:: Task description ::
If "username" shows up in a line of the material, return that line.

........

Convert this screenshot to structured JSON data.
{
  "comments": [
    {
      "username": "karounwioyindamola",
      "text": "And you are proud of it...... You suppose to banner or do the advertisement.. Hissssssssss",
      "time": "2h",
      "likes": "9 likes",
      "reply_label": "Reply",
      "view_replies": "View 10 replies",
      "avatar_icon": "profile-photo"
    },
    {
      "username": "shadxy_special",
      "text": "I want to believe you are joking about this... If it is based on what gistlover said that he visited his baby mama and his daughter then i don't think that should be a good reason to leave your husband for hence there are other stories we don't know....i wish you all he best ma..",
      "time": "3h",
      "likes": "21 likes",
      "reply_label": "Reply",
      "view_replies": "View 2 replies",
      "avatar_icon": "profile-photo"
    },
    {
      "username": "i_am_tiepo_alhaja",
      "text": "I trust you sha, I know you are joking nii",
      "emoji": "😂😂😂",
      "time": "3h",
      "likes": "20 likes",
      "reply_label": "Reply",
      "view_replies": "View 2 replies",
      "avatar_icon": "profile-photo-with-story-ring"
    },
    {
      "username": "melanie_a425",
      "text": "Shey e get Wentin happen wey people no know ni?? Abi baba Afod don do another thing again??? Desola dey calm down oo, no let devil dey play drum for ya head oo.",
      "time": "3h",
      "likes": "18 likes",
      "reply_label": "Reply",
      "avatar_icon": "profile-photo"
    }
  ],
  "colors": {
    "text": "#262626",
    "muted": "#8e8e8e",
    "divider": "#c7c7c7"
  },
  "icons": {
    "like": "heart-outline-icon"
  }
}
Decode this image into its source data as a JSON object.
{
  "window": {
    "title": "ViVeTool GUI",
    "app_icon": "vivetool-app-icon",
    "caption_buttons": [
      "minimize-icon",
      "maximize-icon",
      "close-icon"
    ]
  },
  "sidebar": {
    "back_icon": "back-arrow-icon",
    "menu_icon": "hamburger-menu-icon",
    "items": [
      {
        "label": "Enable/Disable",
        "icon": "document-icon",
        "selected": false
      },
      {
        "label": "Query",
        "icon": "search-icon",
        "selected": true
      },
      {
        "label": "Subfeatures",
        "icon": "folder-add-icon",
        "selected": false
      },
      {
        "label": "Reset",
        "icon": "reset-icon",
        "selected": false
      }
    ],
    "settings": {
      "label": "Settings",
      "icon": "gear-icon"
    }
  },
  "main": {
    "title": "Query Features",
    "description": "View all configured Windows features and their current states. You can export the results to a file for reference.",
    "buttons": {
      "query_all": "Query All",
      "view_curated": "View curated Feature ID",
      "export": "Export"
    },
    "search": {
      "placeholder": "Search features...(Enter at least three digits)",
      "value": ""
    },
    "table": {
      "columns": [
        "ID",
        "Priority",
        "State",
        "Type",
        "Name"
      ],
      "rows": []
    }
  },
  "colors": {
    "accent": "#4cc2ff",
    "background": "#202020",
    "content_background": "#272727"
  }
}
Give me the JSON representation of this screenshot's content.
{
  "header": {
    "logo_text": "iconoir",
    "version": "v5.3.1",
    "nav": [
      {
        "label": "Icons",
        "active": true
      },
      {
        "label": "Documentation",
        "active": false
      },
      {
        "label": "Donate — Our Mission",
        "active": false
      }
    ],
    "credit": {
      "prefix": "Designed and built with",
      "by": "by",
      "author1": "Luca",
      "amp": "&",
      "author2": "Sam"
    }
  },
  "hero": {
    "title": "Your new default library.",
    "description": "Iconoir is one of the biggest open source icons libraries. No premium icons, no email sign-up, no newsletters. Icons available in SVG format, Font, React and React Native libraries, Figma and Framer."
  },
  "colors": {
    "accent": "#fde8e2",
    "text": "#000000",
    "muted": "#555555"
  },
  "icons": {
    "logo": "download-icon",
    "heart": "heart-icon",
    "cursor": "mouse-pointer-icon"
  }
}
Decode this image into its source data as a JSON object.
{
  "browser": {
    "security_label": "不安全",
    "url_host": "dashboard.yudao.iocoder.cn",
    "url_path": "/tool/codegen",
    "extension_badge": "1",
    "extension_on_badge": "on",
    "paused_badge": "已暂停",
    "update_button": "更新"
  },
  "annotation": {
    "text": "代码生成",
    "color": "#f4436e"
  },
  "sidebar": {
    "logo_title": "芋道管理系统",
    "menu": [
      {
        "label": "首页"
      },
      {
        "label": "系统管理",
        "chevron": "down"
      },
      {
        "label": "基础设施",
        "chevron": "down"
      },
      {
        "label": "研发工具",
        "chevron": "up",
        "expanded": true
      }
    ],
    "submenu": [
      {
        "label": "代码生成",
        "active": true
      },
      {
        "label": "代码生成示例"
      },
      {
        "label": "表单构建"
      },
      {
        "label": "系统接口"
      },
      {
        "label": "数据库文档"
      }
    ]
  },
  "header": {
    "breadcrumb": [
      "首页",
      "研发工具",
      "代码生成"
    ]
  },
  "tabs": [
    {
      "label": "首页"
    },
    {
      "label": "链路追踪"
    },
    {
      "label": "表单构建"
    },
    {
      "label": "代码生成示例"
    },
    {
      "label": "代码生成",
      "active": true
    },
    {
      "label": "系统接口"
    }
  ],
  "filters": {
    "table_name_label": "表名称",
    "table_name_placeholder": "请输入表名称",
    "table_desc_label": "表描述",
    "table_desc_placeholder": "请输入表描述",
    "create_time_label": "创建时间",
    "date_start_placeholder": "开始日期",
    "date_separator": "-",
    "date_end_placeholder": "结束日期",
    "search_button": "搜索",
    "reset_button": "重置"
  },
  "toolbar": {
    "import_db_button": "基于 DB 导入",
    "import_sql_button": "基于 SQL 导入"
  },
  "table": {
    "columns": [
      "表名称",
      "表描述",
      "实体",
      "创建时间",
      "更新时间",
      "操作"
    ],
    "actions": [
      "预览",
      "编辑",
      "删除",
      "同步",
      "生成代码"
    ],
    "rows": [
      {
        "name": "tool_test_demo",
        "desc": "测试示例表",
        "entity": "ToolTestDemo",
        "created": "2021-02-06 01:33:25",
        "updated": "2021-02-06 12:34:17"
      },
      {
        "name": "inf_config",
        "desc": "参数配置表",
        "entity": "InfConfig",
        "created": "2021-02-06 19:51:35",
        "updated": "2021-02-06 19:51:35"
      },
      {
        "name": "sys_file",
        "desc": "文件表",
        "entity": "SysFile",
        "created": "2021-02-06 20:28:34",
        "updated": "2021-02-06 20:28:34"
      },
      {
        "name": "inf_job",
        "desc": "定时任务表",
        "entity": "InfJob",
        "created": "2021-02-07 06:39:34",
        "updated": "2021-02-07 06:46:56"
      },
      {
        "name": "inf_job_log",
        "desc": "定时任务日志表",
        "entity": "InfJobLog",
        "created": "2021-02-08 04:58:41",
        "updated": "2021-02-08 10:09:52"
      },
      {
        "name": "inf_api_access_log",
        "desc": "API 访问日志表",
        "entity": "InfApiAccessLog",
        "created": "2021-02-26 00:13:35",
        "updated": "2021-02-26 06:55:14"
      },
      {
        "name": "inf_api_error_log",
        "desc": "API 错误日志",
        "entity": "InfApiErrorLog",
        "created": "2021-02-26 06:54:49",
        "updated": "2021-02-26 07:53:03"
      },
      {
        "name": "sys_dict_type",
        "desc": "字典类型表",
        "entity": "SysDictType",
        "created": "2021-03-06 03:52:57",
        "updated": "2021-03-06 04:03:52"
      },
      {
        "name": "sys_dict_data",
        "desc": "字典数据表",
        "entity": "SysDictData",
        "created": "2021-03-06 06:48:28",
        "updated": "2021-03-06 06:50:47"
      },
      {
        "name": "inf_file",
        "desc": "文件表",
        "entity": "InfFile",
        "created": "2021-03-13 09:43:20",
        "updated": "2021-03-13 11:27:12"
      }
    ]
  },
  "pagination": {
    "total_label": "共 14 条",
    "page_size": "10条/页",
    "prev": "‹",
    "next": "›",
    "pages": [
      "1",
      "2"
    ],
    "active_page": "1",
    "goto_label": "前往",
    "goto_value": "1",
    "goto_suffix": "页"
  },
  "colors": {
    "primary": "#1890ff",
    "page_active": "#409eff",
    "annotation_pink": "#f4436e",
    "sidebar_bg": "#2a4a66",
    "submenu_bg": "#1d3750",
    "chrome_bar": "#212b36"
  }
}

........

:: Expected output ::
      "username": "karounwioyindamola",
      "username": "shadxy_special",
      "username": "i_am_tiepo_alhaja",
      "username": "melanie_a425",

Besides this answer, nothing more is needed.